··· DATASET EXTRACT ···
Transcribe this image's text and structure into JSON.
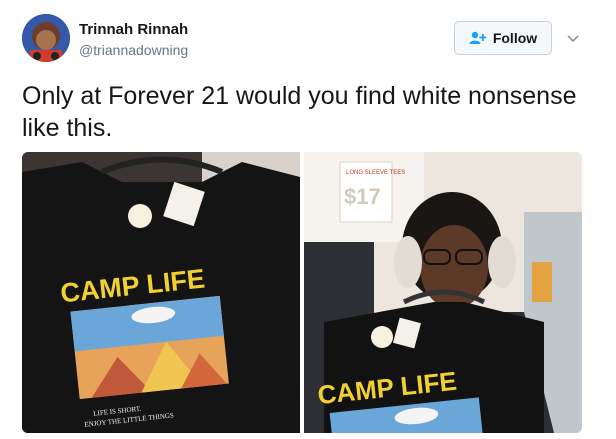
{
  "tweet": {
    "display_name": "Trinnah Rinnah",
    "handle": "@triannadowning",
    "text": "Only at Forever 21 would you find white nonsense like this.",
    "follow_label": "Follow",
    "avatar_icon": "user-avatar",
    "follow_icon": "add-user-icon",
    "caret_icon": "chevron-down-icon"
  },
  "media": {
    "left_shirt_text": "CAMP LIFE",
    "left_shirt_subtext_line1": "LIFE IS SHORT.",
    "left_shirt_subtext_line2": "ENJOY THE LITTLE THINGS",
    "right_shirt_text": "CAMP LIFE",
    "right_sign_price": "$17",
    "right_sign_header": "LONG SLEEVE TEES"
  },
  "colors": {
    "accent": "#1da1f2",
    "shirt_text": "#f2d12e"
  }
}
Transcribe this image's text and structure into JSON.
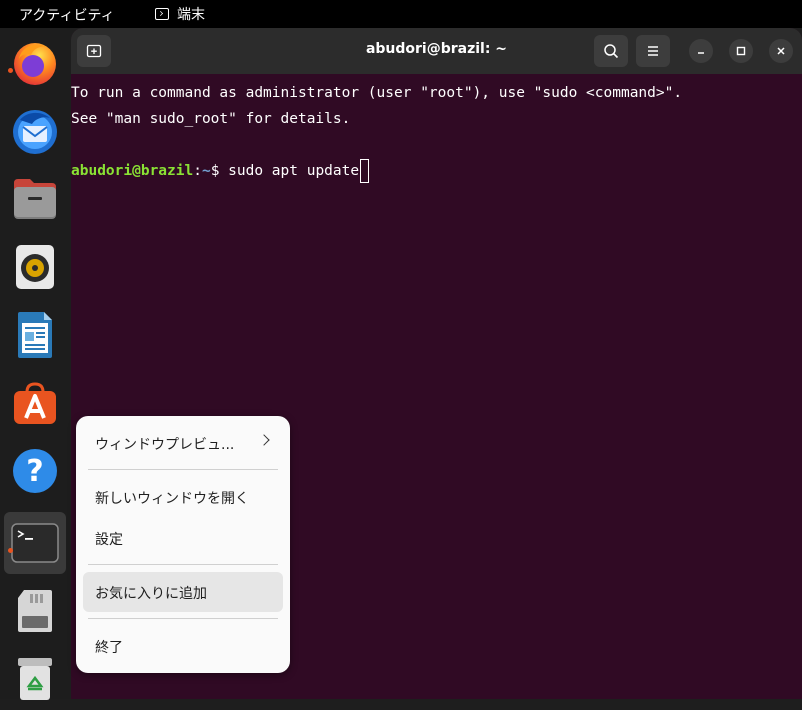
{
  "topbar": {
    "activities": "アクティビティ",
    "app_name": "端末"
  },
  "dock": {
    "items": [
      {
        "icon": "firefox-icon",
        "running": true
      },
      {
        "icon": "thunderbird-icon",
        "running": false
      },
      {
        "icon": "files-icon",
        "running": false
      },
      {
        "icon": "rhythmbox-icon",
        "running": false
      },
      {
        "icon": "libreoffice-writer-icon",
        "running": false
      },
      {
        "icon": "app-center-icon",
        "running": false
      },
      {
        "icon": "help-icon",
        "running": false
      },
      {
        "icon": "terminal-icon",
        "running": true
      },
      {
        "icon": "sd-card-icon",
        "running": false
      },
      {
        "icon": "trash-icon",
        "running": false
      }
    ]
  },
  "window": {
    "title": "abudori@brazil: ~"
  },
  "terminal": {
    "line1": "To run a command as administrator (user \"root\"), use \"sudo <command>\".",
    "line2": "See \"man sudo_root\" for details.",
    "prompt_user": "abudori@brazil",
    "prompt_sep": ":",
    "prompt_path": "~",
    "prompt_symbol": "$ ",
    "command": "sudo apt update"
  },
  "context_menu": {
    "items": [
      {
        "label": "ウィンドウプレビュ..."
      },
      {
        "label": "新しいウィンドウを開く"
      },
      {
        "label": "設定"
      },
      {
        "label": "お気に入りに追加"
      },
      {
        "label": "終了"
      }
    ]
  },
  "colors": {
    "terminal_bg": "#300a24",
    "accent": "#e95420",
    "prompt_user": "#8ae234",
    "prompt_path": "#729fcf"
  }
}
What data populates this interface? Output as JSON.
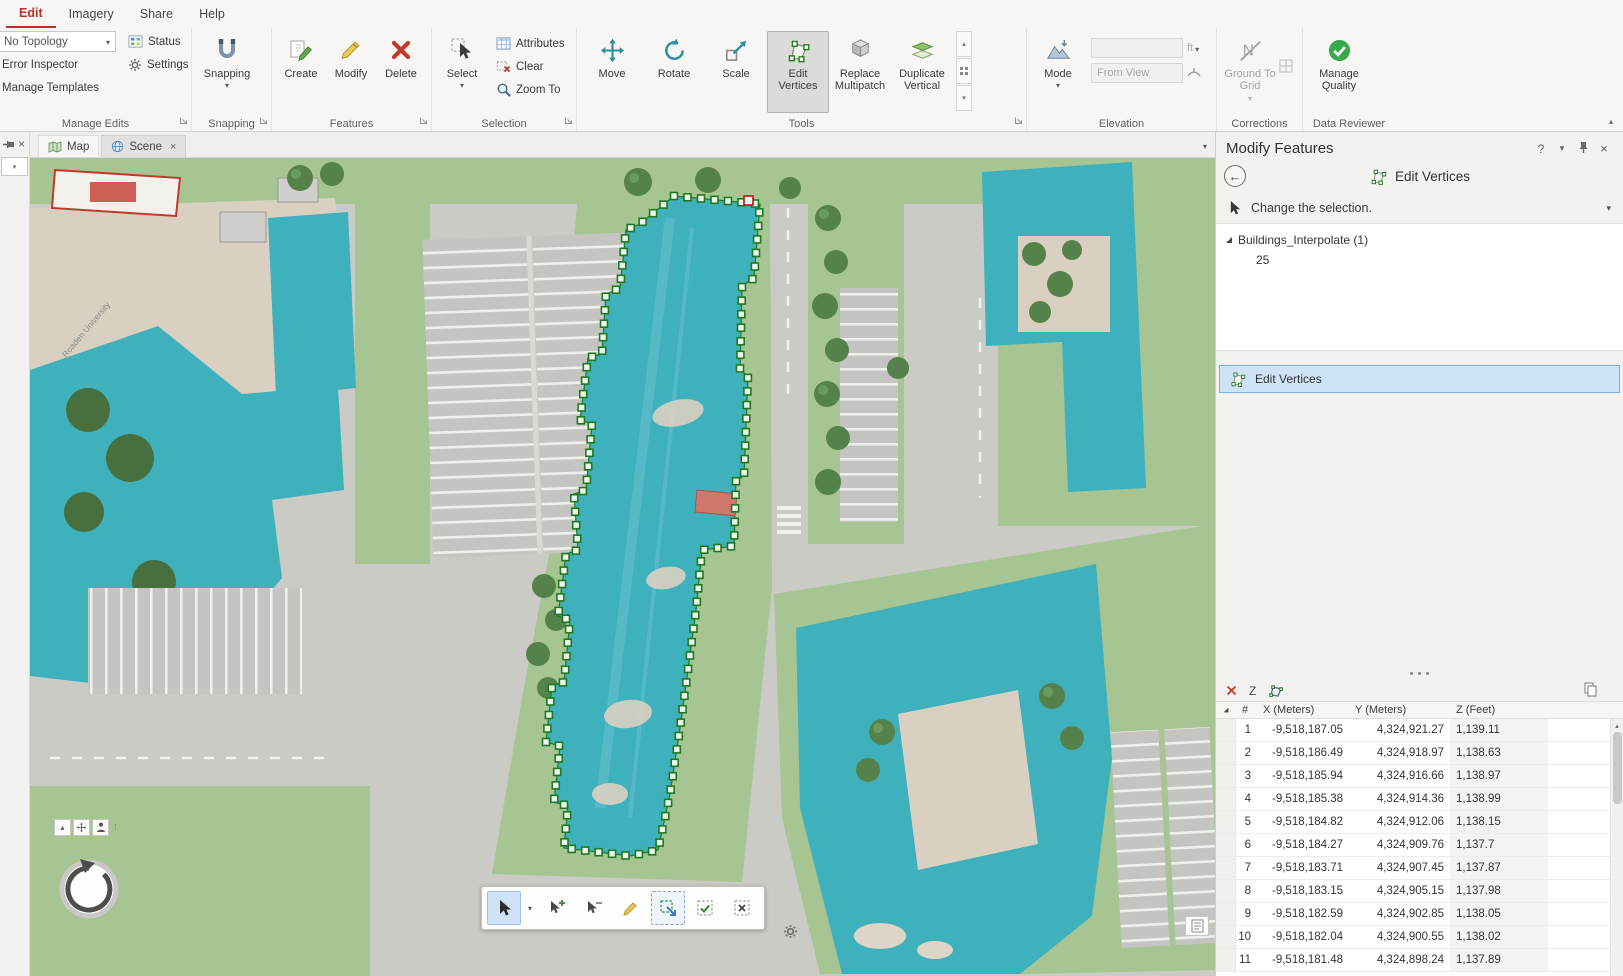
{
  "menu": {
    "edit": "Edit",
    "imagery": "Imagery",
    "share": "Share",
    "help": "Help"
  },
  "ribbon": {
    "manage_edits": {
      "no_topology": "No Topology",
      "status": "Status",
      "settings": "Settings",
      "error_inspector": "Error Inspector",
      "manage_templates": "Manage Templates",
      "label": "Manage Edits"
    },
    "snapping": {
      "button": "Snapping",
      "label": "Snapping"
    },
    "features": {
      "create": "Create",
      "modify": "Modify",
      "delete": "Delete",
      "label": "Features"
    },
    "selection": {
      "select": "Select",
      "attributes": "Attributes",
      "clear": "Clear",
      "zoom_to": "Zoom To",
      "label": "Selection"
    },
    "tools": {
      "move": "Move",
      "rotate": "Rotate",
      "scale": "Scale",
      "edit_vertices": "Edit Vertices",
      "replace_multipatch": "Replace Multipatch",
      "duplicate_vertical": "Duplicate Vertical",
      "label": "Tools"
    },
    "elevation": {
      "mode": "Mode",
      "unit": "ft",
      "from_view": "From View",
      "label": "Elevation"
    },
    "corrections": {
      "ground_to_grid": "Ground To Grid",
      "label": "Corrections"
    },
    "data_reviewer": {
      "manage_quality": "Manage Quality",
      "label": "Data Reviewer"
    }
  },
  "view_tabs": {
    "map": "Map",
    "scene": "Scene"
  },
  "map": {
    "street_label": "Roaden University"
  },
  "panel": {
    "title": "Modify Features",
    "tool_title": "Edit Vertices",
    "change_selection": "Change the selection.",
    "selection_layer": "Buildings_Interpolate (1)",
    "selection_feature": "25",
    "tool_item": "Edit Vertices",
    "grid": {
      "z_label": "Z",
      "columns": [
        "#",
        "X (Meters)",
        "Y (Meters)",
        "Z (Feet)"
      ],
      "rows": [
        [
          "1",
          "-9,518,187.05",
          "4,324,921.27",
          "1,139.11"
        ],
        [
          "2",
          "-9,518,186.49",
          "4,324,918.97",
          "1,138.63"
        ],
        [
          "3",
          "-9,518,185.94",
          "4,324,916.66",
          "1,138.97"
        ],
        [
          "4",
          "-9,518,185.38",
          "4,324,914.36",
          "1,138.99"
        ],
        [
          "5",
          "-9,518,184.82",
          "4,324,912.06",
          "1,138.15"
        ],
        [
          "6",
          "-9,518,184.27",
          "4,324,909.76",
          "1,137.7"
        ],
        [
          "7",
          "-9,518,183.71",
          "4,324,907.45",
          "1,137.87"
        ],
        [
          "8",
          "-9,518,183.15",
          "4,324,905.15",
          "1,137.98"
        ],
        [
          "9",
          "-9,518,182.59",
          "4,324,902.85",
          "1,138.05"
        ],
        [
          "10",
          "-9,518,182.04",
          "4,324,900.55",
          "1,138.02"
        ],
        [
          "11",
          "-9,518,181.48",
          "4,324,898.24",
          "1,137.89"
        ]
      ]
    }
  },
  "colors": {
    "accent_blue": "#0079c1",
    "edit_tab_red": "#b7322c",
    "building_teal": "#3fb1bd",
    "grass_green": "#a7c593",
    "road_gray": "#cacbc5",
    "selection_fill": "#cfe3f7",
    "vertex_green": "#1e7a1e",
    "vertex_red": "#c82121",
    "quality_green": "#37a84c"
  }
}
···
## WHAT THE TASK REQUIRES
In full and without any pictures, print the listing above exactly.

## TASK ANSWER
Transcribe this image's text and structure into JSON.
{
  "tweet": {
    "display_name": "Trinnah Rinnah",
    "handle": "@triannadowning",
    "text": "Only at Forever 21 would you find white nonsense like this.",
    "follow_label": "Follow",
    "avatar_icon": "user-avatar",
    "follow_icon": "add-user-icon",
    "caret_icon": "chevron-down-icon"
  },
  "media": {
    "left_shirt_text": "CAMP LIFE",
    "left_shirt_subtext_line1": "LIFE IS SHORT.",
    "left_shirt_subtext_line2": "ENJOY THE LITTLE THINGS",
    "right_shirt_text": "CAMP LIFE",
    "right_sign_price": "$17",
    "right_sign_header": "LONG SLEEVE TEES"
  },
  "colors": {
    "accent": "#1da1f2",
    "shirt_text": "#f2d12e"
  }
}
Transcribe this image's text and structure into JSON.
{
  "topbar": {
    "activities": "アクティビティ",
    "app_name": "端末"
  },
  "dock": {
    "items": [
      {
        "icon": "firefox-icon",
        "running": true
      },
      {
        "icon": "thunderbird-icon",
        "running": false
      },
      {
        "icon": "files-icon",
        "running": false
      },
      {
        "icon": "rhythmbox-icon",
        "running": false
      },
      {
        "icon": "libreoffice-writer-icon",
        "running": false
      },
      {
        "icon": "app-center-icon",
        "running": false
      },
      {
        "icon": "help-icon",
        "running": false
      },
      {
        "icon": "terminal-icon",
        "running": true
      },
      {
        "icon": "sd-card-icon",
        "running": false
      },
      {
        "icon": "trash-icon",
        "running": false
      }
    ]
  },
  "window": {
    "title": "abudori@brazil: ~"
  },
  "terminal": {
    "line1": "To run a command as administrator (user \"root\"), use \"sudo <command>\".",
    "line2": "See \"man sudo_root\" for details.",
    "prompt_user": "abudori@brazil",
    "prompt_sep": ":",
    "prompt_path": "~",
    "prompt_symbol": "$ ",
    "command": "sudo apt update"
  },
  "context_menu": {
    "items": [
      {
        "label": "ウィンドウプレビュ..."
      },
      {
        "label": "新しいウィンドウを開く"
      },
      {
        "label": "設定"
      },
      {
        "label": "お気に入りに追加"
      },
      {
        "label": "終了"
      }
    ]
  },
  "colors": {
    "terminal_bg": "#300a24",
    "accent": "#e95420",
    "prompt_user": "#8ae234",
    "prompt_path": "#729fcf"
  }
}
What data populates this interface? Output as JSON.
{
  "menu": {
    "edit": "Edit",
    "imagery": "Imagery",
    "share": "Share",
    "help": "Help"
  },
  "ribbon": {
    "manage_edits": {
      "no_topology": "No Topology",
      "status": "Status",
      "settings": "Settings",
      "error_inspector": "Error Inspector",
      "manage_templates": "Manage Templates",
      "label": "Manage Edits"
    },
    "snapping": {
      "button": "Snapping",
      "label": "Snapping"
    },
    "features": {
      "create": "Create",
      "modify": "Modify",
      "delete": "Delete",
      "label": "Features"
    },
    "selection": {
      "select": "Select",
      "attributes": "Attributes",
      "clear": "Clear",
      "zoom_to": "Zoom To",
      "label": "Selection"
    },
    "tools": {
      "move": "Move",
      "rotate": "Rotate",
      "scale": "Scale",
      "edit_vertices": "Edit Vertices",
      "replace_multipatch": "Replace Multipatch",
      "duplicate_vertical": "Duplicate Vertical",
      "label": "Tools"
    },
    "elevation": {
      "mode": "Mode",
      "unit": "ft",
      "from_view": "From View",
      "label": "Elevation"
    },
    "corrections": {
      "ground_to_grid": "Ground To Grid",
      "label": "Corrections"
    },
    "data_reviewer": {
      "manage_quality": "Manage Quality",
      "label": "Data Reviewer"
    }
  },
  "view_tabs": {
    "map": "Map",
    "scene": "Scene"
  },
  "map": {
    "street_label": "Roaden University"
  },
  "panel": {
    "title": "Modify Features",
    "tool_title": "Edit Vertices",
    "change_selection": "Change the selection.",
    "selection_layer": "Buildings_Interpolate (1)",
    "selection_feature": "25",
    "tool_item": "Edit Vertices",
    "grid": {
      "z_label": "Z",
      "columns": [
        "#",
        "X (Meters)",
        "Y (Meters)",
        "Z (Feet)"
      ],
      "rows": [
        [
          "1",
          "-9,518,187.05",
          "4,324,921.27",
          "1,139.11"
        ],
        [
          "2",
          "-9,518,186.49",
          "4,324,918.97",
          "1,138.63"
        ],
        [
          "3",
          "-9,518,185.94",
          "4,324,916.66",
          "1,138.97"
        ],
        [
          "4",
          "-9,518,185.38",
          "4,324,914.36",
          "1,138.99"
        ],
        [
          "5",
          "-9,518,184.82",
          "4,324,912.06",
          "1,138.15"
        ],
        [
          "6",
          "-9,518,184.27",
          "4,324,909.76",
          "1,137.7"
        ],
        [
          "7",
          "-9,518,183.71",
          "4,324,907.45",
          "1,137.87"
        ],
        [
          "8",
          "-9,518,183.15",
          "4,324,905.15",
          "1,137.98"
        ],
        [
          "9",
          "-9,518,182.59",
          "4,324,902.85",
          "1,138.05"
        ],
        [
          "10",
          "-9,518,182.04",
          "4,324,900.55",
          "1,138.02"
        ],
        [
          "11",
          "-9,518,181.48",
          "4,324,898.24",
          "1,137.89"
        ]
      ]
    }
  },
  "colors": {
    "accent_blue": "#0079c1",
    "edit_tab_red": "#b7322c",
    "building_teal": "#3fb1bd",
    "grass_green": "#a7c593",
    "road_gray": "#cacbc5",
    "selection_fill": "#cfe3f7",
    "vertex_green": "#1e7a1e",
    "vertex_red": "#c82121",
    "quality_green": "#37a84c"
  }
}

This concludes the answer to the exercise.